The human factor in slips, trips and falls is also important to note. Sometimes workers simply do not take proper precautions or use common sense. They may carry objects that are too heavy, awkward or that block their view. Some slips and falls have even been attributed to the common cold, which affects the ear canal and causes balance problems.

Developing a comprehensive floor safety program

Employers at a carwash location can prevent slip-and-fall accidents in several ways, and it all starts with creating a culture of safety. This is done by educating everyone about how these accidents occur, how to prevent them as well as how their own responsibility plays a part in avoiding slips and falls.

A carwash facility, in work and customer areas, should also be kept as clean as possible. Soil and water mixed together can result in an incredibly slippery substance, which means the area is just waiting for a slip or fall to happen. Along with this, excessive water buildup in work areas should be swept into drains.

Workers should all wear slip-resistant footwear designed for use in an industrial setting. These shoes not only help prevent slips but they may be waterproof as well. Look for shoes that have a raised tread pattern on the bottom as well as a cross-hatch pattern. Also, a softer rubber shoe bottom tends to be more slip-resistant, mainly because it conforms better to the floor’s surface.

Matting systems

Floor matting is crucial for an effective floor safety program. When many owners and managers think of mats, they invariably think of the small, three-by-five-foot mats placed at an entry door. What many do not know is there are several different types of mats in a variety of sizes that are perfect for use in a professional carwash.

Among these are the following:

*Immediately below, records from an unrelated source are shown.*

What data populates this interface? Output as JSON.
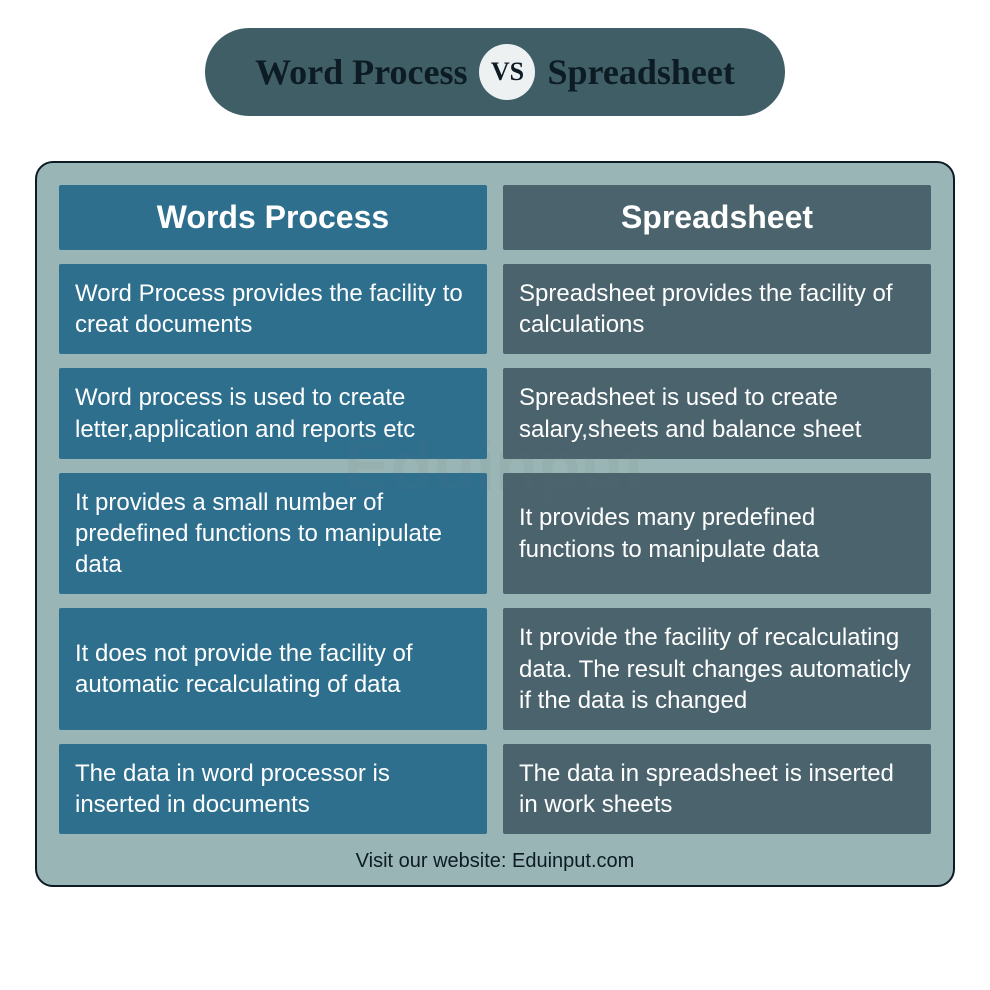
{
  "title": {
    "left": "Word Process",
    "vs": "VS",
    "right": "Spreadsheet"
  },
  "columns": {
    "left_header": "Words Process",
    "right_header": "Spreadsheet"
  },
  "rows": [
    {
      "left": "Word Process provides the facility to creat documents",
      "right": "Spreadsheet provides the facility of calculations"
    },
    {
      "left": "Word process is used to create letter,application and reports etc",
      "right": "Spreadsheet is used to create salary,sheets and balance sheet"
    },
    {
      "left": "It provides a small number of predefined functions to manipulate data",
      "right": "It provides many  predefined functions to manipulate data"
    },
    {
      "left": "It does not provide the facility of automatic recalculating of data",
      "right": "It provide the facility of recalculating data. The result changes automaticly if the data is changed"
    },
    {
      "left": "The data in word processor is inserted in documents",
      "right": "The data in spreadsheet is inserted in work sheets"
    }
  ],
  "footer": "Visit our website: Eduinput.com",
  "watermark": "Eduinput"
}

  • Bi-level mats: As the name implies, these mats consist of two levels. Usually placed in entries and busy walkways, such as between a customer and service area at a carwash, bi-level mats capture soil and moisture which are then deposited below the surface of the mat. This helps prevent these contaminants from coming into a facility or spreading from one area to another.
  • Safety-flow mats: These mats can prove effective in promoting safety, which is one reason they are found in all types of industrial locations. Flow-through mats typically have openings that allow moisture to flow below the surface of the matting. This keeps the walking surface dry, helping to prevent a slip-and-fall accident.
  • Safety-flow with anti-fatigue properties: Similar to the safety-flow mat, another option is the use of what are sometimes referred to as “dura step” mats. This type allows moisture to flow through, but it is also an anti-fatigue mat. For employees in a carwash who must stand while working, these mats not only promote safety but can improve worker productivity as well.
  • Grit-safe mats: This type, which is specially designed for slippery workstations, allows moisture to flow through the mat; it also helps prevent the transfer of soils. As mentioned, moisture and soil are prime ingredients for a slippery floor.

Most of the mats discussed in this article are not “rental” mats. Invariably, these mats must be purchased. However, there tends to be quite a difference between rental mats and those that are purchased. In most cases, purchased mats are not only made of high-quality materials and are more effective, but they also are more economical.

When calculating how much is spent to rent versus the cost to buy a mat, you will most likely come out ahead financially if you choose to purchase, which means safer mats that save money as well.


 

Adam Strizzi is marketing manager for Crown Matting Technologies, one of the oldest and largest floor matting companies in the U.S. He can be reached through his company’s website at www.crown-mats.com.